- [Data]
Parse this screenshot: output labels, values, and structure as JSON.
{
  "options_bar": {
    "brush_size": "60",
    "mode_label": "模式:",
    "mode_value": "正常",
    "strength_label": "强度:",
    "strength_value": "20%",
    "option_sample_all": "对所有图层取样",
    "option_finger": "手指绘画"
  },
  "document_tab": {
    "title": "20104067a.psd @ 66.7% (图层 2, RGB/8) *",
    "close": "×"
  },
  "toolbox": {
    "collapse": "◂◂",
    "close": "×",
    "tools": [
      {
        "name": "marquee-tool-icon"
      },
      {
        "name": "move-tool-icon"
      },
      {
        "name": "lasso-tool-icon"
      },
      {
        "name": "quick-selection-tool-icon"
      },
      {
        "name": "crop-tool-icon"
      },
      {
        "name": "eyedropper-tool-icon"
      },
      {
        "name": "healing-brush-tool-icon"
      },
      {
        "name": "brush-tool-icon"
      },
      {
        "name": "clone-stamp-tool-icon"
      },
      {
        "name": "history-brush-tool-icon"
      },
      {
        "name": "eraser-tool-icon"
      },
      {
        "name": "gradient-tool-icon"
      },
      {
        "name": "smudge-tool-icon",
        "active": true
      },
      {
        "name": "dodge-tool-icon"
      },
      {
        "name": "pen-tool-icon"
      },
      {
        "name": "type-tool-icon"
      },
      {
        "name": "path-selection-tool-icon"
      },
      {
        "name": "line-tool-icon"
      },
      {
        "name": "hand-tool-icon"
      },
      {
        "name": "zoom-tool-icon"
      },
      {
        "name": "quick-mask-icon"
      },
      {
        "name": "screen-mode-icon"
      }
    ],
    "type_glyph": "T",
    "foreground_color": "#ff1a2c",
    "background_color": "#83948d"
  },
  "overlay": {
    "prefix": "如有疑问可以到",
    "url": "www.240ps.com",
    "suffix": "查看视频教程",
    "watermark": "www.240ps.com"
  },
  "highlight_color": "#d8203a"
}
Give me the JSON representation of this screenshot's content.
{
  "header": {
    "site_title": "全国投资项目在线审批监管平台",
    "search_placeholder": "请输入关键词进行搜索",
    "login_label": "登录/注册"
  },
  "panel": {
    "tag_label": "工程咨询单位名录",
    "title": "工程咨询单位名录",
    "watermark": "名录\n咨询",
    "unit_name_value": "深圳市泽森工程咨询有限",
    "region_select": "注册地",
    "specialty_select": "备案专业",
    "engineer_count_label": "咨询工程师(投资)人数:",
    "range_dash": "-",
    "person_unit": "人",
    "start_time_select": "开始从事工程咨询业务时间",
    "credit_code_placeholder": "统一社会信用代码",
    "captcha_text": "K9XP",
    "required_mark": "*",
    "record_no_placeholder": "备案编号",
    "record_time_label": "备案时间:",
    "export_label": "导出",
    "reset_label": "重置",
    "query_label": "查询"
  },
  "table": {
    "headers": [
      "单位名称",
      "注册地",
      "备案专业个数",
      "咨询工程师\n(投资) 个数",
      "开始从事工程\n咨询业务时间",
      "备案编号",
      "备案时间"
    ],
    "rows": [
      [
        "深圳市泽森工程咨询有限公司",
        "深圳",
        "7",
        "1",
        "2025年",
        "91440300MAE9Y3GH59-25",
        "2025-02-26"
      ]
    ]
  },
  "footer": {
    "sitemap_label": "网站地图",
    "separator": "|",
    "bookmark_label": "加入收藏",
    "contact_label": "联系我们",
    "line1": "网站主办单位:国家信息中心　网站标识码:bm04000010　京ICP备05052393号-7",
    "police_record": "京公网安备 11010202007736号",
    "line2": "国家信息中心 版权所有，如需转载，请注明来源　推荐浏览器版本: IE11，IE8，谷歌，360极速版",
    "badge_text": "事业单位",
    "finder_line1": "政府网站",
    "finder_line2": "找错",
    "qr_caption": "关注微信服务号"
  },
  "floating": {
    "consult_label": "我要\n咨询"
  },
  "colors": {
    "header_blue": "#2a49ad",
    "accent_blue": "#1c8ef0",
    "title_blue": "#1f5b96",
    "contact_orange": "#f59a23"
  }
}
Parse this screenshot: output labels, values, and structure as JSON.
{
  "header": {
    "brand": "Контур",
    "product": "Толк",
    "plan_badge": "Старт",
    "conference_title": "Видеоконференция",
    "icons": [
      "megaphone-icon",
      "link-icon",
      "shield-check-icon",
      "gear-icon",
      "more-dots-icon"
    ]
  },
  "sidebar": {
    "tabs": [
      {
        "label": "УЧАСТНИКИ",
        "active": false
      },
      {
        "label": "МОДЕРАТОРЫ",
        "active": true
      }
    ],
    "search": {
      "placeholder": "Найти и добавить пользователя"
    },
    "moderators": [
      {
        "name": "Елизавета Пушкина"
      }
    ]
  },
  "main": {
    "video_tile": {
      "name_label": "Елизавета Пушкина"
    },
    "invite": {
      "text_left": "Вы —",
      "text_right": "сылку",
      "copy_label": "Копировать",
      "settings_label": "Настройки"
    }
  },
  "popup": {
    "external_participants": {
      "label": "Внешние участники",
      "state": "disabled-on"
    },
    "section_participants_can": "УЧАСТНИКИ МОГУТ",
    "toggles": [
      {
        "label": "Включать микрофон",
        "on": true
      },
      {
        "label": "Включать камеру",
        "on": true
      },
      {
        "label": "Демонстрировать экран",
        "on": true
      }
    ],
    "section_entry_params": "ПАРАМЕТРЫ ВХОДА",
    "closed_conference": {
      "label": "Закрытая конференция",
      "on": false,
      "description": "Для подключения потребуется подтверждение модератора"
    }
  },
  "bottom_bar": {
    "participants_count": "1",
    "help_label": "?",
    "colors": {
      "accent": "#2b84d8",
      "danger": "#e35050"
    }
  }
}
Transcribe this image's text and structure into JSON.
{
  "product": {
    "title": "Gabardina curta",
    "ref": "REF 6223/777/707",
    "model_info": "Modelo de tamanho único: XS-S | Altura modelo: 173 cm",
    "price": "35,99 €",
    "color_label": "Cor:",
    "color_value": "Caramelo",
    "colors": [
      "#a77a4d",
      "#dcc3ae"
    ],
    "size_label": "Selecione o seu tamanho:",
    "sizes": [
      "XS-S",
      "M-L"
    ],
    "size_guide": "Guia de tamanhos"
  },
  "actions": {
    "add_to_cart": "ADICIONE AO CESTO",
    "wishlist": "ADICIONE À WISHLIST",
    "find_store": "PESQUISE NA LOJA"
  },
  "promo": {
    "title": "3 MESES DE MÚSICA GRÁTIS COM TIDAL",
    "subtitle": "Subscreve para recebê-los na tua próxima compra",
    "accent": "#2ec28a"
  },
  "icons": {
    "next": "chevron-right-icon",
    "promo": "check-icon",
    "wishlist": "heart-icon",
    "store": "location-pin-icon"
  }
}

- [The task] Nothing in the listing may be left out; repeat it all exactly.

- [Solution to the exercise]
Parse this screenshot: output labels, values, and structure as JSON.
{
  "options_bar": {
    "brush_size": "60",
    "mode_label": "模式:",
    "mode_value": "正常",
    "strength_label": "强度:",
    "strength_value": "20%",
    "option_sample_all": "对所有图层取样",
    "option_finger": "手指绘画"
  },
  "document_tab": {
    "title": "20104067a.psd @ 66.7% (图层 2, RGB/8) *",
    "close": "×"
  },
  "toolbox": {
    "collapse": "◂◂",
    "close": "×",
    "tools": [
      {
        "name": "marquee-tool-icon"
      },
      {
        "name": "move-tool-icon"
      },
      {
        "name": "lasso-tool-icon"
      },
      {
        "name": "quick-selection-tool-icon"
      },
      {
        "name": "crop-tool-icon"
      },
      {
        "name": "eyedropper-tool-icon"
      },
      {
        "name": "healing-brush-tool-icon"
      },
      {
        "name": "brush-tool-icon"
      },
      {
        "name": "clone-stamp-tool-icon"
      },
      {
        "name": "history-brush-tool-icon"
      },
      {
        "name": "eraser-tool-icon"
      },
      {
        "name": "gradient-tool-icon"
      },
      {
        "name": "smudge-tool-icon",
        "active": true
      },
      {
        "name": "dodge-tool-icon"
      },
      {
        "name": "pen-tool-icon"
      },
      {
        "name": "type-tool-icon"
      },
      {
        "name": "path-selection-tool-icon"
      },
      {
        "name": "line-tool-icon"
      },
      {
        "name": "hand-tool-icon"
      },
      {
        "name": "zoom-tool-icon"
      },
      {
        "name": "quick-mask-icon"
      },
      {
        "name": "screen-mode-icon"
      }
    ],
    "type_glyph": "T",
    "foreground_color": "#ff1a2c",
    "background_color": "#83948d"
  },
  "overlay": {
    "prefix": "如有疑问可以到",
    "url": "www.240ps.com",
    "suffix": "查看视频教程",
    "watermark": "www.240ps.com"
  },
  "highlight_color": "#d8203a"
}
Give me the JSON representation of this screenshot's content.
{
  "header": {
    "site_title": "全国投资项目在线审批监管平台",
    "search_placeholder": "请输入关键词进行搜索",
    "login_label": "登录/注册"
  },
  "panel": {
    "tag_label": "工程咨询单位名录",
    "title": "工程咨询单位名录",
    "watermark": "名录\n咨询",
    "unit_name_value": "深圳市泽森工程咨询有限",
    "region_select": "注册地",
    "specialty_select": "备案专业",
    "engineer_count_label": "咨询工程师(投资)人数:",
    "range_dash": "-",
    "person_unit": "人",
    "start_time_select": "开始从事工程咨询业务时间",
    "credit_code_placeholder": "统一社会信用代码",
    "captcha_text": "K9XP",
    "required_mark": "*",
    "record_no_placeholder": "备案编号",
    "record_time_label": "备案时间:",
    "export_label": "导出",
    "reset_label": "重置",
    "query_label": "查询"
  },
  "table": {
    "headers": [
      "单位名称",
      "注册地",
      "备案专业个数",
      "咨询工程师\n(投资) 个数",
      "开始从事工程\n咨询业务时间",
      "备案编号",
      "备案时间"
    ],
    "rows": [
      [
        "深圳市泽森工程咨询有限公司",
        "深圳",
        "7",
        "1",
        "2025年",
        "91440300MAE9Y3GH59-25",
        "2025-02-26"
      ]
    ]
  },
  "footer": {
    "sitemap_label": "网站地图",
    "separator": "|",
    "bookmark_label": "加入收藏",
    "contact_label": "联系我们",
    "line1": "网站主办单位:国家信息中心　网站标识码:bm04000010　京ICP备05052393号-7",
    "police_record": "京公网安备 11010202007736号",
    "line2": "国家信息中心 版权所有，如需转载，请注明来源　推荐浏览器版本: IE11，IE8，谷歌，360极速版",
    "badge_text": "事业单位",
    "finder_line1": "政府网站",
    "finder_line2": "找错",
    "qr_caption": "关注微信服务号"
  },
  "floating": {
    "consult_label": "我要\n咨询"
  },
  "colors": {
    "header_blue": "#2a49ad",
    "accent_blue": "#1c8ef0",
    "title_blue": "#1f5b96",
    "contact_orange": "#f59a23"
  }
}
Parse this screenshot: output labels, values, and structure as JSON.
{
  "header": {
    "brand": "Контур",
    "product": "Толк",
    "plan_badge": "Старт",
    "conference_title": "Видеоконференция",
    "icons": [
      "megaphone-icon",
      "link-icon",
      "shield-check-icon",
      "gear-icon",
      "more-dots-icon"
    ]
  },
  "sidebar": {
    "tabs": [
      {
        "label": "УЧАСТНИКИ",
        "active": false
      },
      {
        "label": "МОДЕРАТОРЫ",
        "active": true
      }
    ],
    "search": {
      "placeholder": "Найти и добавить пользователя"
    },
    "moderators": [
      {
        "name": "Елизавета Пушкина"
      }
    ]
  },
  "main": {
    "video_tile": {
      "name_label": "Елизавета Пушкина"
    },
    "invite": {
      "text_left": "Вы —",
      "text_right": "сылку",
      "copy_label": "Копировать",
      "settings_label": "Настройки"
    }
  },
  "popup": {
    "external_participants": {
      "label": "Внешние участники",
      "state": "disabled-on"
    },
    "section_participants_can": "УЧАСТНИКИ МОГУТ",
    "toggles": [
      {
        "label": "Включать микрофон",
        "on": true
      },
      {
        "label": "Включать камеру",
        "on": true
      },
      {
        "label": "Демонстрировать экран",
        "on": true
      }
    ],
    "section_entry_params": "ПАРАМЕТРЫ ВХОДА",
    "closed_conference": {
      "label": "Закрытая конференция",
      "on": false,
      "description": "Для подключения потребуется подтверждение модератора"
    }
  },
  "bottom_bar": {
    "participants_count": "1",
    "help_label": "?",
    "colors": {
      "accent": "#2b84d8",
      "danger": "#e35050"
    }
  }
}
Transcribe this image's text and structure into JSON.
{
  "product": {
    "title": "Gabardina curta",
    "ref": "REF 6223/777/707",
    "model_info": "Modelo de tamanho único: XS-S | Altura modelo: 173 cm",
    "price": "35,99 €",
    "color_label": "Cor:",
    "color_value": "Caramelo",
    "colors": [
      "#a77a4d",
      "#dcc3ae"
    ],
    "size_label": "Selecione o seu tamanho:",
    "sizes": [
      "XS-S",
      "M-L"
    ],
    "size_guide": "Guia de tamanhos"
  },
  "actions": {
    "add_to_cart": "ADICIONE AO CESTO",
    "wishlist": "ADICIONE À WISHLIST",
    "find_store": "PESQUISE NA LOJA"
  },
  "promo": {
    "title": "3 MESES DE MÚSICA GRÁTIS COM TIDAL",
    "subtitle": "Subscreve para recebê-los na tua próxima compra",
    "accent": "#2ec28a"
  },
  "icons": {
    "next": "chevron-right-icon",
    "promo": "check-icon",
    "wishlist": "heart-icon",
    "store": "location-pin-icon"
  }
}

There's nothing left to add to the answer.